Sam Sifton is commanding. Hear, hear, he says, in Thanksgiving: How to Cook It Well (Random House 2012) have no fear, for this book will lead you through preparing and enjoying a proper feast:
But you should not be filling a Thanksgiving guest’s stomach with onion tarts or nuts or corn chips or wee amuse bouches in advance of a trencherman’s feast of turkey, and four sides, the whole thing covered with gravy. Appetizers may promote the appetite of those who order and consume them in restaurants. At Thanksgiving, though, appetizers take up valuable stomach space. They are insulting to your own hard work. (p.9)
He does make an exception for oysters (pp. 91-92) and shows you how to shuck them. Sam is an expert in all things Thanksgiving, from how to choose the bird, cook it and all that goes with it, and how to enjoy yourself at the same time. There is a very helpful chapter on Setting the Table, Serving the Food & Some Questions of Etiquette. If you are new to the meal, then read this one first. It’s easy to get everything right. In fact, read the whole book first before you even invite your guests or go to the market. Sam will calm your fears and ensure you that you will have as good a time as he has had since his first college Thanksgiving.

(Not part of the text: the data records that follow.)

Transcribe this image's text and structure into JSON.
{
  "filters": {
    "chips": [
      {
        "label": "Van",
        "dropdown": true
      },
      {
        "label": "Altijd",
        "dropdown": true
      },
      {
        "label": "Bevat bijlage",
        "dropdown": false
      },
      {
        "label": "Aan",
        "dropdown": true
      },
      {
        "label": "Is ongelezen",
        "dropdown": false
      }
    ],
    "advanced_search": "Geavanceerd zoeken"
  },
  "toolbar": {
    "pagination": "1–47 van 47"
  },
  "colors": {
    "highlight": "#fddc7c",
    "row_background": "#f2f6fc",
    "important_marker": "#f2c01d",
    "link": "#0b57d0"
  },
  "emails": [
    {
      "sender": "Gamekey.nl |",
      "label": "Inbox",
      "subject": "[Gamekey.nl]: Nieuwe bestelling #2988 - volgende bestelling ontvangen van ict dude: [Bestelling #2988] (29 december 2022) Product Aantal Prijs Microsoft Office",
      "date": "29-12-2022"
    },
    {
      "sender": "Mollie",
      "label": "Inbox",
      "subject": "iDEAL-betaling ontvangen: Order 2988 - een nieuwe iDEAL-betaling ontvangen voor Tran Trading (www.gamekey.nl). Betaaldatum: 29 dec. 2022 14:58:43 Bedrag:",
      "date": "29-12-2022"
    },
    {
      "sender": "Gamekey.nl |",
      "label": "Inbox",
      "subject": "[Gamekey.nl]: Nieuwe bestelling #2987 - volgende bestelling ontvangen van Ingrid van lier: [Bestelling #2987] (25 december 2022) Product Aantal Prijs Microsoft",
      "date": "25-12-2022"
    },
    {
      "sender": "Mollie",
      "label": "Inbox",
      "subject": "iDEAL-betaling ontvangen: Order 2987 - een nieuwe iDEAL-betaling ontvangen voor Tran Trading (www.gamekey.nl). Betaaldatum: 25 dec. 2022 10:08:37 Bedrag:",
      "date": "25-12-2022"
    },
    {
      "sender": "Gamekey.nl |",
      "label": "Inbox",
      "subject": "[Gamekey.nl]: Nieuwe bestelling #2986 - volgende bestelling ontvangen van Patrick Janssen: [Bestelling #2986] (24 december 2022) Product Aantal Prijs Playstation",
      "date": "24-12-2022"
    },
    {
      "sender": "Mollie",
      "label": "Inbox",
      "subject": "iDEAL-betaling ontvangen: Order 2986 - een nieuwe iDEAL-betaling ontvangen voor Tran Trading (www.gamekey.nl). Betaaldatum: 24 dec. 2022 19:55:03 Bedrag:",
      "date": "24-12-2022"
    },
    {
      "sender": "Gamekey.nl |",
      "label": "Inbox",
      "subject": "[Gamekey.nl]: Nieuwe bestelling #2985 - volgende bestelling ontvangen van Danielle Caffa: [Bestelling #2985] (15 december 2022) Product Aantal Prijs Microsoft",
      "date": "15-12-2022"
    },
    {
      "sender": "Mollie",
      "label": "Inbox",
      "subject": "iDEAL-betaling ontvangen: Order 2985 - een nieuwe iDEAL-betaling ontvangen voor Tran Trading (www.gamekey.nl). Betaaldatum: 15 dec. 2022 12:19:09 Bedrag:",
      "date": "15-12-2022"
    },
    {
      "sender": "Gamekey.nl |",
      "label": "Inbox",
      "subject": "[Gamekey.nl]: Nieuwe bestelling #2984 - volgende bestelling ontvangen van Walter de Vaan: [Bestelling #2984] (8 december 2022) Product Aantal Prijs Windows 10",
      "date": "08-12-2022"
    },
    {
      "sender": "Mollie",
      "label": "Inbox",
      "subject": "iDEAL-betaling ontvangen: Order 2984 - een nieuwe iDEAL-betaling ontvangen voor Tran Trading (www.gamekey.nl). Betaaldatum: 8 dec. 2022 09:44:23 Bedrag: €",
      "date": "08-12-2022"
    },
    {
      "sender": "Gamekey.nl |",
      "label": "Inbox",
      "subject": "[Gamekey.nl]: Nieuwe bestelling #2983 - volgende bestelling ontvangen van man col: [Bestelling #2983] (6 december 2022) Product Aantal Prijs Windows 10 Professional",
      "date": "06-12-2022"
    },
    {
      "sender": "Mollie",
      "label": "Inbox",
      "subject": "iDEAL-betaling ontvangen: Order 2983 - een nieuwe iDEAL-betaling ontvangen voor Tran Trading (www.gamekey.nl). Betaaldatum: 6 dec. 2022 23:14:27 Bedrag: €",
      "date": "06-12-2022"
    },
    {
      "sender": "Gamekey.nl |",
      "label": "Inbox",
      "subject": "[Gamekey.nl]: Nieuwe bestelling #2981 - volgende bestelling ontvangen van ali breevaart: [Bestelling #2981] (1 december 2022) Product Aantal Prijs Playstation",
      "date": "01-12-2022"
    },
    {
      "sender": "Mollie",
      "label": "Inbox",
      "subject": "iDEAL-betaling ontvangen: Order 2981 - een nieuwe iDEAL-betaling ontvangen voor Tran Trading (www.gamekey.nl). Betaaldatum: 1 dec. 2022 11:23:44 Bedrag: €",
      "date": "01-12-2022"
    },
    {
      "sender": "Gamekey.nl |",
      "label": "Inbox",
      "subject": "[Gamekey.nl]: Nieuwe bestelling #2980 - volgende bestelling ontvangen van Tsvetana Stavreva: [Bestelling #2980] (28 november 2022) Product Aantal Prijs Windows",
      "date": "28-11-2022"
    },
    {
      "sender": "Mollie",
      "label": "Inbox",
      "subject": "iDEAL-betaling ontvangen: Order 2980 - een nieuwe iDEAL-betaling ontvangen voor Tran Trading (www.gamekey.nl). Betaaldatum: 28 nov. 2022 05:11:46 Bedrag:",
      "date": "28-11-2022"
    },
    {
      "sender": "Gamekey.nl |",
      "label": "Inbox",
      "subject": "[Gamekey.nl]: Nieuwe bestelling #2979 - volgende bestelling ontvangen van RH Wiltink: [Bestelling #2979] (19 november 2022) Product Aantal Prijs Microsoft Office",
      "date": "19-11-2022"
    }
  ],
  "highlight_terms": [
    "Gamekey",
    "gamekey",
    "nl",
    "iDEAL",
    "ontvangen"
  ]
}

The book includes good guides on how to shop for, cook, and carve the bird with fine illustrations by Sarah C. Rutherford. There is a discussion and recipe for brining, smoking, or frying a turkey. There is even a recipe for Faster Roast Turkey (p. 37), which involves cutting off the legs and thighs and spatchcocking the breast. The end result might not look like a traditional turkey, but after you carve it, the taste is just as good if not better.

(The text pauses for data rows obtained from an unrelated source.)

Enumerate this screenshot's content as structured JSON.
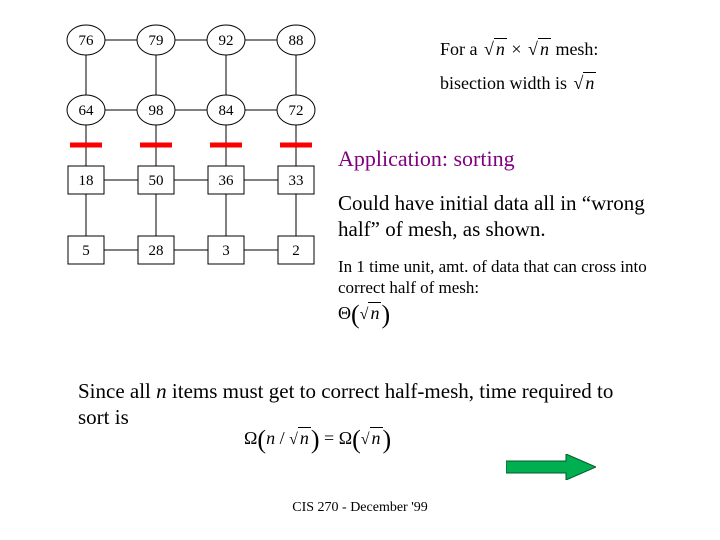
{
  "mesh": {
    "rows": [
      [
        "76",
        "79",
        "92",
        "88"
      ],
      [
        "64",
        "98",
        "84",
        "72"
      ],
      [
        "18",
        "50",
        "36",
        "33"
      ],
      [
        "5",
        "28",
        "3",
        "2"
      ]
    ],
    "plain_rows": [
      2,
      3
    ]
  },
  "formula": {
    "line1_a": "For a ",
    "line1_b": " × ",
    "line1_c": " mesh:",
    "line2_a": "bisection width is ",
    "n": "n"
  },
  "texts": {
    "app_title": "Application: sorting",
    "body1": "Could have initial data all in “wrong half” of mesh, as shown.",
    "body2": "In 1 time unit, amt. of data that can cross into correct half of mesh:",
    "body3_a": "Since all ",
    "body3_b": " items must get to correct half-mesh, time required to sort is",
    "n_ital": "n",
    "footer": "CIS 270 - December '99"
  },
  "symbols": {
    "Theta": "Θ",
    "Omega": "Ω"
  }
}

As for sides, Sam is a firm believer in in-season, rejecting Spring asparagus for anything from the Autumn:
Instead, keep your attention on gourds and tubers, on the end of the growing season, on things to which you can add butter and cream, maple syrup and bacon. (p. 49)
That’s right, this isn’t a diet meal. It’s a meal about celebration. So, add butter and sage to your roasted butternut squash (p. 58) or douse your Brussels sprouts in bacon and light cream (p. 63).
What better way to finish Thanksgiving – the only way – is with pie: Apple (pp. 98-9) and Pecan (pp. 102-3) and Pumpkin (pp. 106-7). Of course, you can add two or three other desserts, but these are the minimum. Sam shows you how to stay traditional.
Pick up a copy of Thanksgiving early, curl up in bed with it, get to know it well, and you’ll be the picture of calm on the big day.